The colon is a piece of punctuation that many people misunderstand. I often see it misused in papers, so here are a few guidelines for understanding colons.
Independent Clause Preceding a List
The most common mistake with colons is when they are placed after a dependent clause. Colons must be preceded by an independent clause.
- Incorrect: For the picnic we need: disgusting sandwiches for healthy people, delicious sandwiches for bacon fanatics, and moderate sandwiches for those who were too lazy to get one of the other types of sandwiches.
- Correct: For the picnic, we need at least three types of sandwiches: disgusting sandwiches for healthy people, delicious sandwiches for bacon fanatics, and moderate sandwiches for those who were too lazy to get one of the other types of sandwiches.
That’s not so bad, is it? Just make sure to put an independent clause in front of the list and you are good to go.
You can use a colon for amplification if a second phrase or sentence magnifies the first phrase or sentence.
- Example: She looked away from her mother and ate the last piece of forbidden pie: the utter act of rebellion made her wish she had eaten a disgusting sandwich instead.
You can use a colon to introduce an important quote.

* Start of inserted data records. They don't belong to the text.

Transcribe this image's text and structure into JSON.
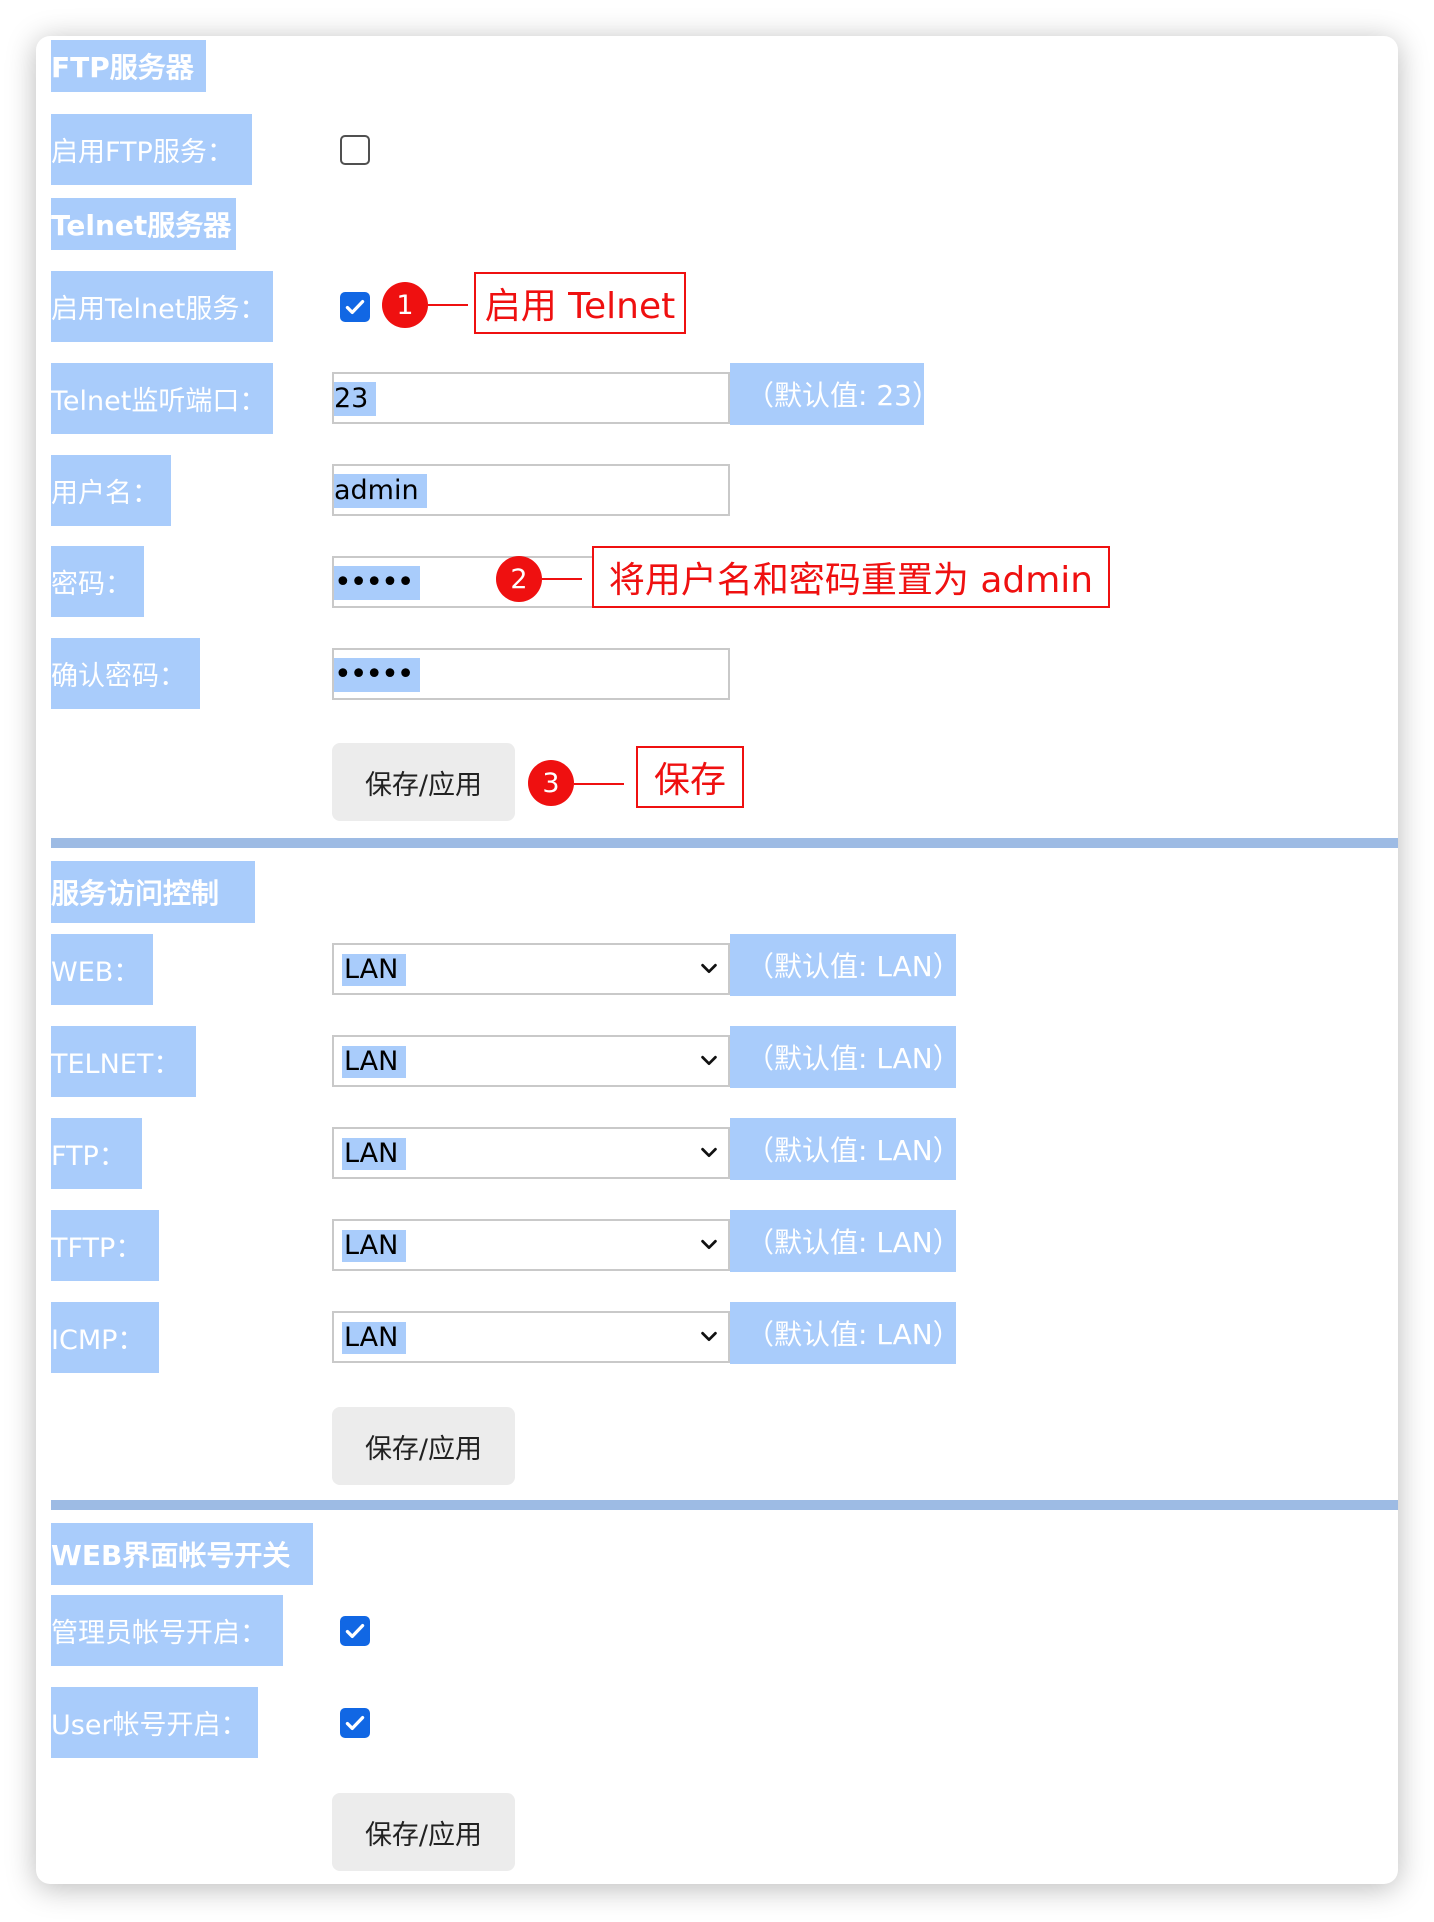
{
  "ftp": {
    "section_title": "FTP服务器",
    "enable_label": "启用FTP服务：",
    "enabled": false
  },
  "telnet": {
    "section_title": "Telnet服务器",
    "enable_label": "启用Telnet服务：",
    "enabled": true,
    "port_label": "Telnet监听端口：",
    "port_value": "23",
    "port_hint": "（默认值: 23）",
    "username_label": "用户名：",
    "username_value": "admin",
    "password_label": "密码：",
    "password_value": "•••••",
    "confirm_label": "确认密码：",
    "confirm_value": "•••••",
    "save_button": "保存/应用"
  },
  "access_control": {
    "section_title": "服务访问控制",
    "rows": [
      {
        "label": "WEB：",
        "value": "LAN",
        "hint": "（默认值: LAN）"
      },
      {
        "label": "TELNET：",
        "value": "LAN",
        "hint": "（默认值: LAN）"
      },
      {
        "label": "FTP：",
        "value": "LAN",
        "hint": "（默认值: LAN）"
      },
      {
        "label": "TFTP：",
        "value": "LAN",
        "hint": "（默认值: LAN）"
      },
      {
        "label": "ICMP：",
        "value": "LAN",
        "hint": "（默认值: LAN）"
      }
    ],
    "save_button": "保存/应用"
  },
  "web_account": {
    "section_title": "WEB界面帐号开关",
    "admin_label": "管理员帐号开启：",
    "admin_enabled": true,
    "user_label": "User帐号开启：",
    "user_enabled": true,
    "save_button": "保存/应用"
  },
  "annotations": [
    {
      "number": "1",
      "text": "启用 Telnet"
    },
    {
      "number": "2",
      "text": "将用户名和密码重置为 admin"
    },
    {
      "number": "3",
      "text": "保存"
    }
  ],
  "colors": {
    "highlight": "#a9ccfb",
    "checkbox_checked": "#1167e4",
    "annotation_red": "#ef1010",
    "separator": "#9dbbe4"
  },
  "icons": {
    "checkmark": "checkmark-icon",
    "select_arrow": "chevron-down-icon"
  }
}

- Example: The first bite of forbidden pie made her remember something her mother said about five minutes before: “If you do not finish your disgusting health sandwich before you eat dessert, you may not pet that llama.”